Public confidence in Coalition's austerity drive crucial


INSIDE POLITICS:THE MOOD at the parliamentary gatherings of the two Government parties during the week was upbeat and confident, but Fine Gael and Labour TDs were warned by their leaders to brace themselves for a bumpy ride ahead.

From the country’s point of view, the heartening thing about the parliamentary “think-ins” was the unity of purpose displayed by the two Coalition parties as they face into what could be the most difficult few months of this Government’s life.

Labour leader Eamon Gilmore was adamant on Monday that neither Labour nor Fine Gael would engage in one-upmanship during the lifetime of this Government. Taoiseach Enda Kenny echoed the sentiment at the Fine Gael gathering in Galway.

It is a far cry from earlier coalitions involving Labour and particularly those of the 1990s, when the relationship between Dick Spring and Albert Reynolds was marked by a deep suspicion on both sides that ultimately brought the coalition crashing down.

This time around the situation facing the country is far too serious for party political games, and in any case Kenny and Gilmore have a healthy relationship of trust built up during the long years of opposition. The fact that the Coalition’s political honeymoon has gone on and on has made it easier for the two parties to pull together.
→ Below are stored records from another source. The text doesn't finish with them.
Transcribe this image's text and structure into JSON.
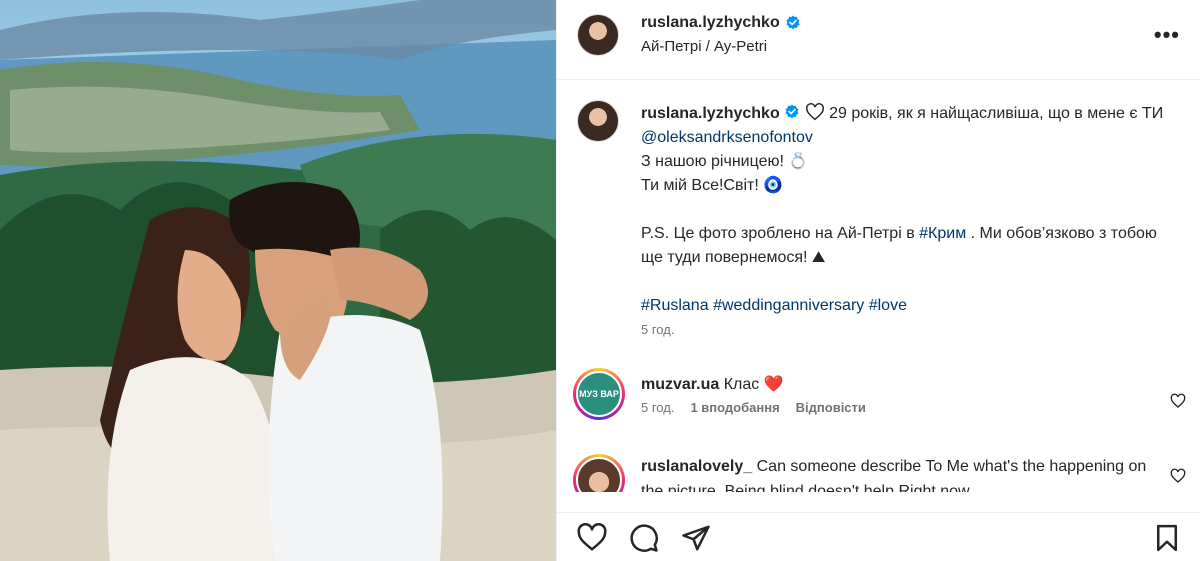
{
  "post": {
    "username": "ruslana.lyzhychko",
    "location": "Ай-Петрі / Ay-Petri",
    "more_label": "•••"
  },
  "caption": {
    "username": "ruslana.lyzhychko",
    "line1_prefix": " 29 років, як я найщасливіша, що в мене є ТИ ",
    "mention": "@oleksandrksenofontov",
    "line2": "З нашою річницею! 💍",
    "line3": "Ти мій Все!Світ! 🧿",
    "ps_prefix": "P.S. Це фото зроблено на Ай-Петрі в ",
    "ps_tag": "#Крим",
    "ps_suffix": " . Ми обов’язково з тобою ще туди повернемося! ⛰",
    "hashtags": [
      "#Ruslana",
      "#weddinganniversary",
      "#love"
    ],
    "time": "5 год."
  },
  "comments": [
    {
      "username": "muzvar.ua",
      "text": "Клас ❤️",
      "avatar_text": "МУЗ ВАР",
      "time": "5 год.",
      "likes": "1 вподобання",
      "reply": "Відповісти"
    },
    {
      "username": "ruslanalovely_",
      "text": "Can someone describe To Me what's the happening on the picture. Being blind doesn't help Right now"
    }
  ],
  "colors": {
    "verified": "#0095f6",
    "link": "#00376b",
    "secondary": "#737373",
    "text": "#262626"
  },
  "icons": [
    "verified-icon",
    "more-icon",
    "heart-icon",
    "comment-icon",
    "share-icon",
    "bookmark-icon"
  ]
}
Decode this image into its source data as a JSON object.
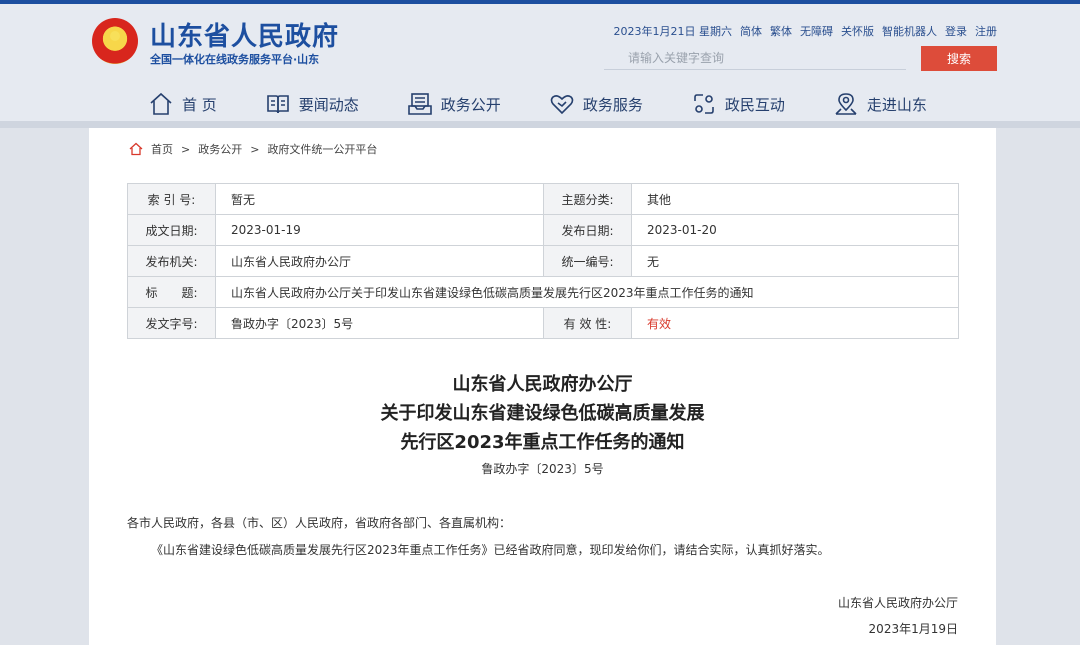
{
  "site": {
    "title": "山东省人民政府",
    "subtitle": "全国一体化在线政务服务平台·山东"
  },
  "util": {
    "date": "2023年1月21日 星期六",
    "links": [
      "简体",
      "繁体",
      "无障碍",
      "关怀版",
      "智能机器人",
      "登录",
      "注册"
    ]
  },
  "search": {
    "placeholder": "请输入关键字查询",
    "button": "搜索"
  },
  "nav": [
    {
      "label": "首 页",
      "icon": "home-icon"
    },
    {
      "label": "要闻动态",
      "icon": "book-icon"
    },
    {
      "label": "政务公开",
      "icon": "inbox-icon"
    },
    {
      "label": "政务服务",
      "icon": "heart-icon"
    },
    {
      "label": "政民互动",
      "icon": "interaction-icon"
    },
    {
      "label": "走进山东",
      "icon": "location-icon"
    }
  ],
  "breadcrumb": {
    "home": "首页",
    "sep": ">",
    "level1": "政务公开",
    "level2": "政府文件统一公开平台"
  },
  "meta": {
    "index_label": "索 引 号:",
    "index_value": "暂无",
    "topic_label": "主题分类:",
    "topic_value": "其他",
    "created_label": "成文日期:",
    "created_value": "2023-01-19",
    "published_label": "发布日期:",
    "published_value": "2023-01-20",
    "issuer_label": "发布机关:",
    "issuer_value": "山东省人民政府办公厅",
    "unified_label": "统一编号:",
    "unified_value": "无",
    "title_label": "标　　题:",
    "title_value": "山东省人民政府办公厅关于印发山东省建设绿色低碳高质量发展先行区2023年重点工作任务的通知",
    "docno_label": "发文字号:",
    "docno_value": "鲁政办字〔2023〕5号",
    "validity_label": "有 效 性:",
    "validity_value": "有效"
  },
  "doc": {
    "title_line1": "山东省人民政府办公厅",
    "title_line2": "关于印发山东省建设绿色低碳高质量发展",
    "title_line3": "先行区2023年重点工作任务的通知",
    "doc_no": "鲁政办字〔2023〕5号",
    "addressee": "各市人民政府，各县（市、区）人民政府，省政府各部门、各直属机构：",
    "body": "《山东省建设绿色低碳高质量发展先行区2023年重点工作任务》已经省政府同意，现印发给你们，请结合实际，认真抓好落实。",
    "sign_org": "山东省人民政府办公厅",
    "sign_date": "2023年1月19日"
  },
  "colors": {
    "brand": "#1d4fa0",
    "accent": "#dd4c3a",
    "valid": "#d8382b"
  }
}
Both sets of backbenchers were given pep talks designed to boost their morale for the tough times ahead, when the real test of the Government’s cohesion will emerge. If the Ministers and backbenchers from both parties can withstand the reaction of the public and the media to the austerity measures that will frame December’s budget, they can have realistic hopes of surviving in office for another four years in office.

One of the problems is that it is going to be hard, if not impossible, for Kenny and Gilmore to live up to the pledges they have made about not increasing tax rates or bands or not cutting welfare rates. Brendan Howlin’s comprehensive spending review is unlikely to prove the magic wand some of his colleagues hoped for at the beginning and there is no avoiding the twin imperatives of cutting spending and raising revenue.

The sale of State assets, to which the Government is committed in the EU-IMF bailout programme, would normally be expected to generate considerable friction between Fine Gael and Labour, but that does not appear to have happened, although final decisions are yet to be made. Ironically the easiest way for the Government to meet its fiscal targets would be to ratchet up income taxes rather than widen the tax base or cut spending. Many of those who are railing against the modest €100 property charge would probably make far less fuss if €1,000 a year was loaded on to their income tax bill and simply deducted at source.

The income tax option was taken during the 1980s and it prolonged the recession and stifled growth. An over-reliance on further increases in income tax to solve the deficit would be both bad for the economy and in breach of the terms of the EU-IMF bailout. The problem is spending cuts and a widening of the tax base are harder to sell to voters.

Whatever the formula adopted in the budget further pain is in store for large swathes of the electorate, but there is no way around it. The store of political capital built up by the Coalition since it took office in March should be enough to see it through the budget and out the other side.

The Fine Gael parliamentary party heard a relatively optimistic message from ESRI economist John FitzGerald, who expressed confidence that a continuation on the current course would see the country meet its targets and be free of the bailout on time. That assumes the international situation stabilises and the euro survives, but there is very little the Government can do about that.

In terms of international reputation Ireland is beginning to put clear water between itself and Greece, as a range of international bodies accepted during the week. There is no choice but to continue with the EU-IMF programme so that we can survive the backwash if and when Greece ultimately goes under.

One of the things that damaged the Fianna Fáil-Green government was the perception internationally in the summer of 2010 that it was slipping behind target as a result of the banking crisis. That precipitated the EU-IMF bailout in November. This Government appears to have learned the lesson and that means the budget adjustment will have to be at least €3.6 billion as promised and probably a bit more, just to be on the safe side.

The pessimists argue the euro is going to collapse and that will make it all irrelevant, but these are the same people, from far right and far left, who urged burning bondholders, collapsing the banking system and refusing to accept the terms of the bailout.

They are now arguing for “debt forgiveness” across the board, as if that was a feasible option. The public have a far shrewder appreciation of the complexity of the issue than most of the self-appointed experts. According to the recent Red C poll, only 12 per cent of people thought the State should forgive debt for everyone and the vast majority said it should only apply after thorough means testing and on ability to pay. In reality that is what is happening already.

So far the Government has brought the public with it by convincing people that it is acting in the national interest and that it knows what it is doing.

Maintaining that perception will be crucial in getting broad acceptance for the next set of austerity measures.